What Is Diversification of Business? - Strategies, Definition & Examples

An error occurred trying to load this video.

Try refreshing the page, or contact customer support.

Coming up next: What Is a Market Segment? - Definition, Types & Examples

You're on a roll. Keep up the good work!

Take Quiz Watch Next Lesson
Your next lesson will play in 10 seconds
  • 0:01 What Is Diversification?
  • 0:45 Strategies for…
  • 3:45 Lesson Summary
Save Save Save

Want to watch this again later?

Log in or sign up to add this lesson to a Custom Course.

Log in or Sign up

Speed Speed

Recommended Lessons and Courses for You

Lesson Transcript
Instructor: Shawn Grimsley

Shawn has a masters of public administration, JD, and a BA in political science.

Companies sometimes diversify their business activities to manage risk or expand into new markets. In this lesson, you'll learn about business diversification, different diversification strategies, and be provided some examples. A short quiz follows.

What is Diversification?

Diversification occurs when a business develops a new product or expands into a new market. Often, businesses diversify to manage risk by minimizing potential harm to the business during economic downturns. The basic idea is to expand into a business activity that doesn't negatively react to the same economic downturns as your current business activity. If one of your business enterprises is taking a hit in the market, one of your other business enterprises will help offset the losses and keep the company viable. A business may also use diversification as a growth strategy.

Strategies for Diversification

There are different diversification strategies a company may employ. We'll take a look at some of the primary strategies.

Our first strategy is concentric diversification. A company may decide to diversify its activities by expanding into markets or products that are related to its current business. For example, an auto company may diversify by adding a new car model or by expanding into a related market like trucks. An advantage to this approach is the synergy that can be created due to the complementary products and markets. Additionally, expansion can be relatively easy because the skills and knowledge to run the new business are similar to those the company already possesses.

Another strategy is conglomerate diversification. If a company is expanding into industries that are unrelated to its current business, then it's engaging in conglomerate diversification. For example, the car company we've been discussing may decide to enter the computer business, the toothpaste business, the real estate business, and the furniture business. Conglomerate diversification is a good means to manage risk as long as you can effectively manage each business, which leads us to the disadvantage. Management may not have the skills or experience to manage the new enterprises.

While you can hire new management, there will still be administrative problems with running different types of businesses, such as competition between the different businesses for resources.

To unlock this lesson you must be a Study.com Member.
Create your account

Register to view this lesson

Are you a student or a teacher?

Unlock Your Education

See for yourself why 30 million people use Study.com

Become a Study.com member and start learning now.
Become a Member  Back
What teachers are saying about Study.com
Try it risk-free for 30 days

Earning College Credit

Did you know… We have over 200 college courses that prepare you to earn credit by exam that is accepted by over 1,500 colleges and universities.
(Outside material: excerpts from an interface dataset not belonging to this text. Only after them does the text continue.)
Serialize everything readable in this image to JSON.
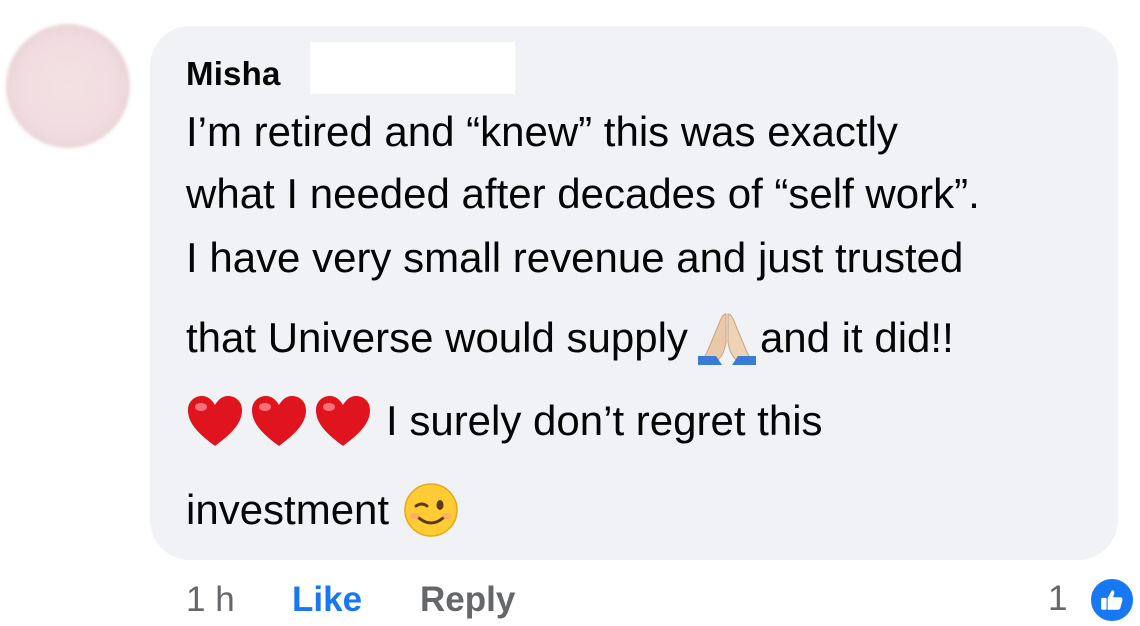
{
  "comment": {
    "author": "Misha",
    "lines": [
      "I’m retired and “knew” this was exactly",
      "what I needed after decades of “self work”.",
      "I have very small revenue and just trusted",
      "that Universe would supply",
      "and it did!!",
      "I surely don’t regret this",
      "investment"
    ],
    "emojis": [
      "folded-hands",
      "red-heart",
      "red-heart",
      "red-heart",
      "winking-face"
    ]
  },
  "actions": {
    "time": "1 h",
    "like_label": "Like",
    "reply_label": "Reply"
  },
  "reactions": {
    "count": "1",
    "type": "like-icon"
  },
  "colors": {
    "bubble": "#f0f2f5",
    "text": "#050505",
    "secondary": "#65676b",
    "accent": "#1877f2"
  }
}
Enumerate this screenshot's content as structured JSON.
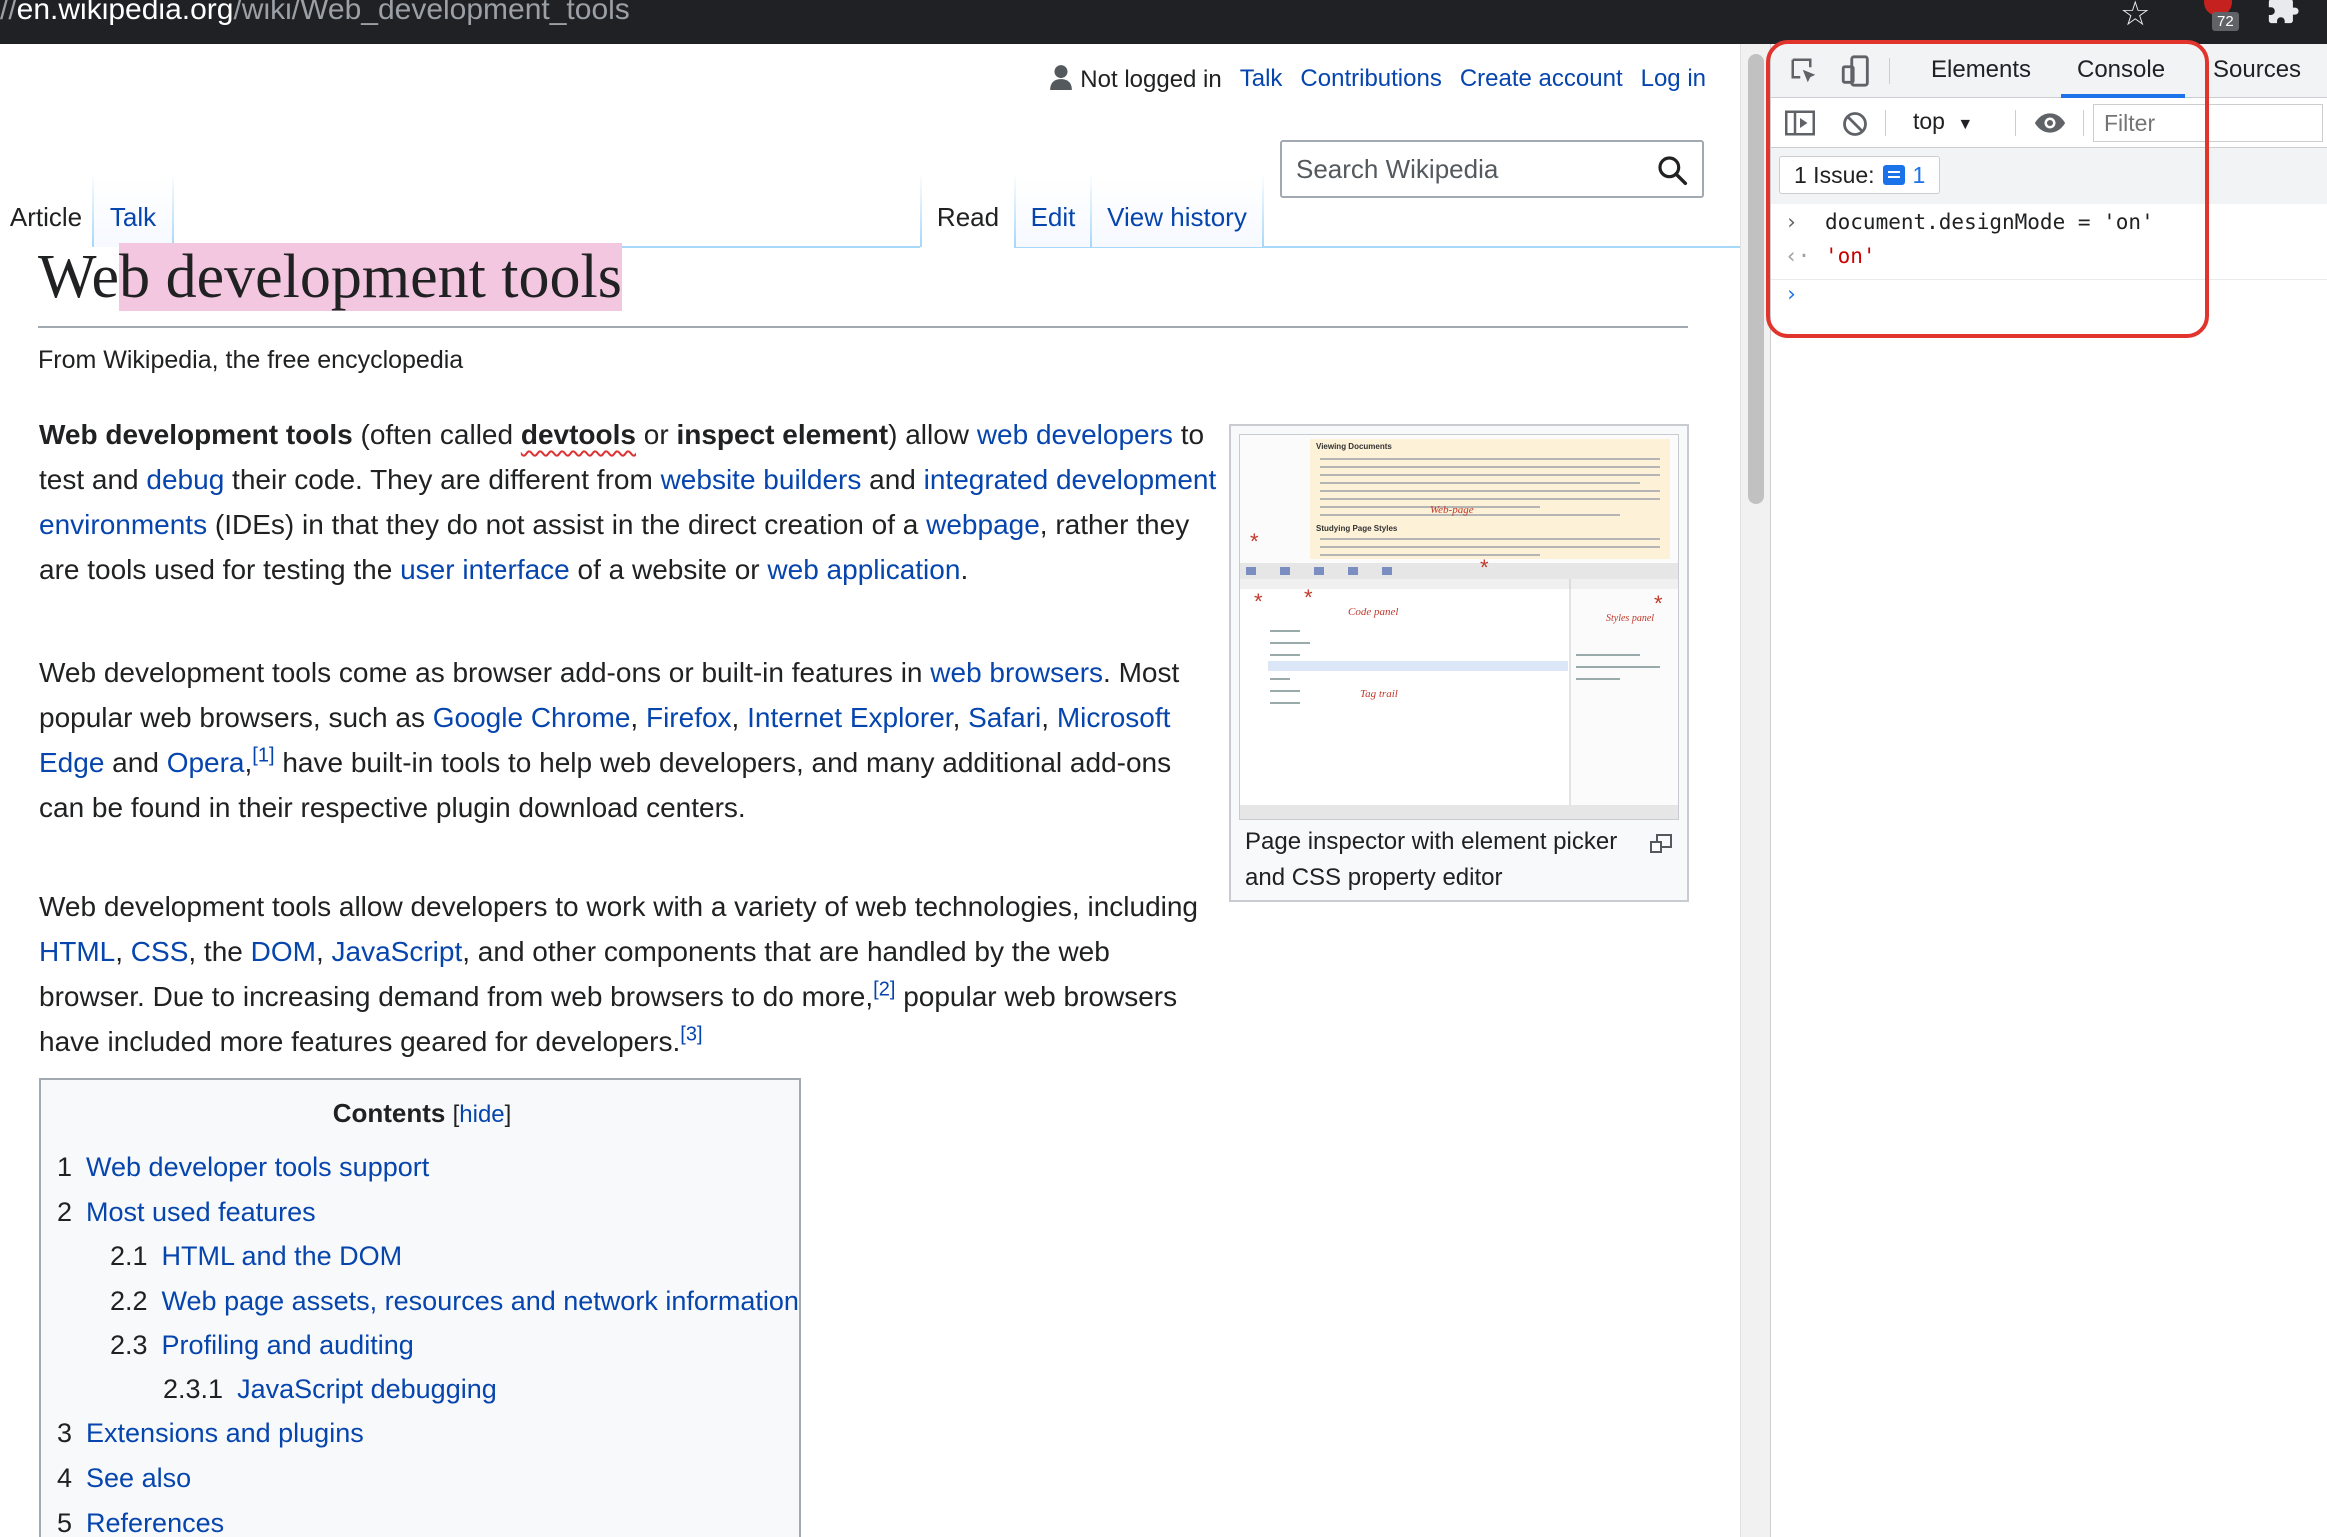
{
  "browser": {
    "url_prefix": "//",
    "url_host": "en.wikipedia.org",
    "url_path": "/wiki/Web_development_tools",
    "extension_badge": "72"
  },
  "personal": {
    "not_logged_in": "Not logged in",
    "talk": "Talk",
    "contributions": "Contributions",
    "create_account": "Create account",
    "log_in": "Log in"
  },
  "tabs": {
    "article": "Article",
    "talk": "Talk",
    "read": "Read",
    "edit": "Edit",
    "view_history": "View history"
  },
  "search": {
    "placeholder": "Search Wikipedia"
  },
  "article": {
    "title_pre": "We",
    "title_hl": "b development tools",
    "tagline": "From Wikipedia, the free encyclopedia",
    "p1": {
      "b1": "Web development tools",
      "t1": " (often called ",
      "b2": "devtools",
      "t2": " or ",
      "b3": "inspect element",
      "t3": ") allow ",
      "l1": "web developers",
      "t4": " to test and ",
      "l2": "debug",
      "t5": " their code. They are different from ",
      "l3": "website builders",
      "t6": " and ",
      "l4": "integrated development environments",
      "t7": " (IDEs) in that they do not assist in the direct creation of a ",
      "l5": "webpage",
      "t8": ", rather they are tools used for testing the ",
      "l6": "user interface",
      "t9": " of a website or ",
      "l7": "web application",
      "t10": "."
    },
    "p2": {
      "t1": "Web development tools come as browser add-ons or built-in features in ",
      "l1": "web browsers",
      "t2": ". Most popular web browsers, such as ",
      "l2": "Google Chrome",
      "t3": ", ",
      "l3": "Firefox",
      "t4": ", ",
      "l4": "Internet Explorer",
      "t5": ", ",
      "l5": "Safari",
      "t6": ", ",
      "l6": "Microsoft Edge",
      "t7": " and ",
      "l7": "Opera",
      "t8": ",",
      "ref1": "[1]",
      "t9": " have built-in tools to help web developers, and many additional add-ons can be found in their respective plugin download centers."
    },
    "p3": {
      "t1": "Web development tools allow developers to work with a variety of web technologies, including ",
      "l1": "HTML",
      "t2": ", ",
      "l2": "CSS",
      "t3": ", the ",
      "l3": "DOM",
      "t4": ", ",
      "l4": "JavaScript",
      "t5": ", and other components that are handled by the web browser. Due to increasing demand from web browsers to do more,",
      "ref2": "[2]",
      "t6": " popular web browsers have included more features geared for developers.",
      "ref3": "[3]"
    },
    "thumb_caption": "Page inspector with element picker and CSS property editor",
    "thumb_labels": {
      "viewing": "Viewing Documents",
      "studying": "Studying Page Styles",
      "web_page": "Web-page",
      "code_panel": "Code panel",
      "styles_panel": "Styles panel",
      "tag_trail": "Tag trail"
    }
  },
  "toc": {
    "title": "Contents",
    "hide": "hide",
    "items": [
      {
        "num": "1",
        "label": "Web developer tools support"
      },
      {
        "num": "2",
        "label": "Most used features"
      },
      {
        "num": "2.1",
        "label": "HTML and the DOM"
      },
      {
        "num": "2.2",
        "label": "Web page assets, resources and network information"
      },
      {
        "num": "2.3",
        "label": "Profiling and auditing"
      },
      {
        "num": "2.3.1",
        "label": "JavaScript debugging"
      },
      {
        "num": "3",
        "label": "Extensions and plugins"
      },
      {
        "num": "4",
        "label": "See also"
      },
      {
        "num": "5",
        "label": "References"
      }
    ]
  },
  "devtools": {
    "tabs": [
      "Elements",
      "Console",
      "Sources"
    ],
    "active_tab": "Console",
    "context": "top",
    "filter_placeholder": "Filter",
    "issues_label": "1 Issue:",
    "issues_count": "1",
    "console": {
      "input": "document.designMode = 'on'",
      "result": "'on'"
    }
  },
  "colors": {
    "link": "#0645ad",
    "highlight": "#f4c7e0",
    "annotation_box": "#e0342c",
    "devtools_accent": "#1a73e8"
  }
}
You can test out of the first two years of college and save thousands off your degree. Anyone can earn credit-by-exam regardless of age or education level.

To learn more, visit our Earning Credit Page
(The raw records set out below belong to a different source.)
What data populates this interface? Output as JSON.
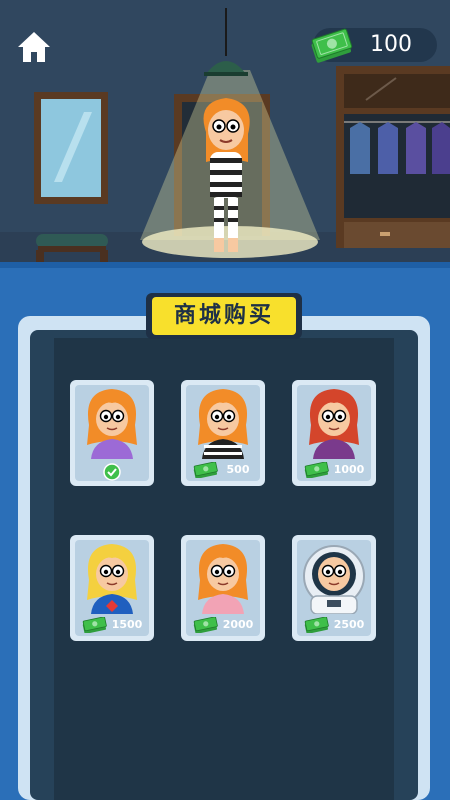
{
  "hud": {
    "money": "100"
  },
  "shop": {
    "title": "商城购买",
    "items": [
      {
        "price": "",
        "owned": true,
        "hair": "#f28c28",
        "top": "#9c6ad6"
      },
      {
        "price": "500",
        "owned": false,
        "hair": "#f28c28",
        "top": "#222222"
      },
      {
        "price": "1000",
        "owned": false,
        "hair": "#d4452b",
        "top": "#7a3a8c"
      },
      {
        "price": "1500",
        "owned": false,
        "hair": "#f4d03f",
        "top": "#1f5fbf"
      },
      {
        "price": "2000",
        "owned": false,
        "hair": "#f28c28",
        "top": "#f2a3b5"
      },
      {
        "price": "2500",
        "owned": false,
        "hair": "#f28c28",
        "top": "#ffffff"
      }
    ]
  },
  "colors": {
    "room_wall": "#30475f",
    "shop_background": "#2b6fb8",
    "title_banner": "#f8e02c",
    "money_green": "#3fbf4a"
  },
  "icons": {
    "home": "home-icon",
    "money": "money-stack-icon",
    "owned": "check-circle-icon"
  }
}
Transferring credit to the school of your choice

Not sure what college you want to attend yet? Study.com has thousands of articles about every imaginable degree, area of study and career path that can help you find the school that's right for you.

Create an account to start this course today
Try it risk-free for 30 days!
Create an account